However, one of the ways in which I was able to open so thoroughly to this part of experience was by applying Buddhist principles to it.
In the same way that awareness is a shared experience that we are tapping into with our minds, the soul is a shared part of experience that we are tapping into with our intuitions.
Our bodies are conduits for the shared Universal soul to express itself through us.
By dismantling my personal boundaries and walls I was able to open to and allow the entirety of karma or the shared soul to express itself through me. There was no sense of identification with the content that was being expressed, which gave me a huge amount of freedom in allowing it. This is how I was able to get to the bottom of it.
I believe that spirituality needs to integrate some element of this part of experience in order to have any relevance or do any good in the world.
Our society and world is so deeply connected that there is no longer a way to disconnect from the impact we have and the impact the world makes on us.
Unless you are a monk or nun who lives on their own up a mountain and grows all their own food, your life is a chaotic mess of interconnectedness.
When we connect with things we take our subconscious behaviours, energies and resonance into every interaction.
Creating safe space to unpack, allow, explore and distill these parts of experience is fundamental to reducing our resistance to being able to connect with ourselves, each other and the world in a sincere, truthful and heartful way.
This has started to get some traction in the world of spirituality – the concept of waking down is becoming a thing that people are aware of and I hope that that continues to build.
This will open the door for people who have got trauma to access a sense of spirituality, without feeling like they are bad practitioners for not being able to sit still with themselves.
It will also offer a fundamentally deeper form of awakening.

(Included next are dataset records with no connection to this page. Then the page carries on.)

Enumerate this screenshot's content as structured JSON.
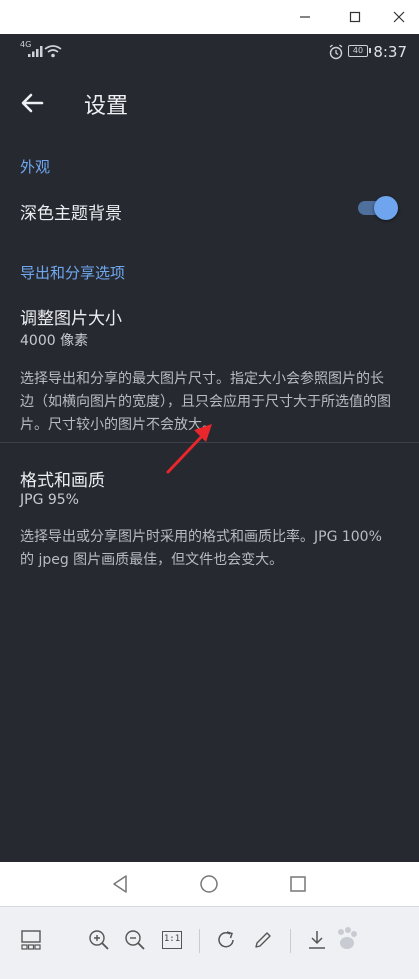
{
  "status_bar": {
    "signal_text": "4G",
    "battery": "40",
    "time": "8:37"
  },
  "appbar": {
    "title": "设置"
  },
  "appearance": {
    "section_label": "外观",
    "dark_theme_label": "深色主题背景",
    "dark_theme_on": true
  },
  "export": {
    "section_label": "导出和分享选项",
    "resize": {
      "title": "调整图片大小",
      "value": "4000 像素",
      "description": "选择导出和分享的最大图片尺寸。指定大小会参照图片的长边（如横向图片的宽度），且只会应用于尺寸大于所选值的图片。尺寸较小的图片不会放大。"
    },
    "format": {
      "title": "格式和画质",
      "value": "JPG 95%",
      "description": "选择导出或分享图片时采用的格式和画质比率。JPG 100% 的 jpeg 图片画质最佳，但文件也会变大。"
    }
  },
  "toolbar": {
    "actual_size_label": "1:1"
  },
  "colors": {
    "screen_bg": "#262930",
    "accent": "#6fa8f0",
    "annotation_arrow": "#e8262b"
  }
}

As well as connecting to the forces outside of us that shape our Universe we can access a radical level of acceptance that opens the door to experiencing the entirety of being human as a beautiful and joyful expression of life force.
In my experience, going through this process together with shared practices is also a lot more fun than sitting on a cushion beating ourselves up for not being able to still our minds.
The practice itself becomes a conduit for connection and joy.
“If we were all to sit in a circle and confess our sins, we would laugh at each other for lack of originality.” Kahlil Gabrin
The deeper we have reintegrated our shadows, the more we are able to access our life force, joy and connection. Also, the more we are able to hold space for other people to up to the darkest parts of their psyche and emotions and connect with each other in that space.
Somewhere between the human capacity to heal, connect, be creative and be full of eros; and the meditative skill of being able to slow down, accept things as they are and be present with this immediate moment lies a magical and joyful part of experience that can be incredibly beautiful.
In this part of experience we lose our sense of self, not by destroying it, but by connecting into the part of experience where we are all inextricably connected to each other. By losing our sense of self-consciousness.
This is how we will access true joy in ourselves and create a fairer, more equal word for everyone, not based on what our minds believe that we should do but based on our hearts innate and natural desires to exist in harmony in a community where we are all safe and we feel seen, loved and respected.
You can read more about imaginal practice here.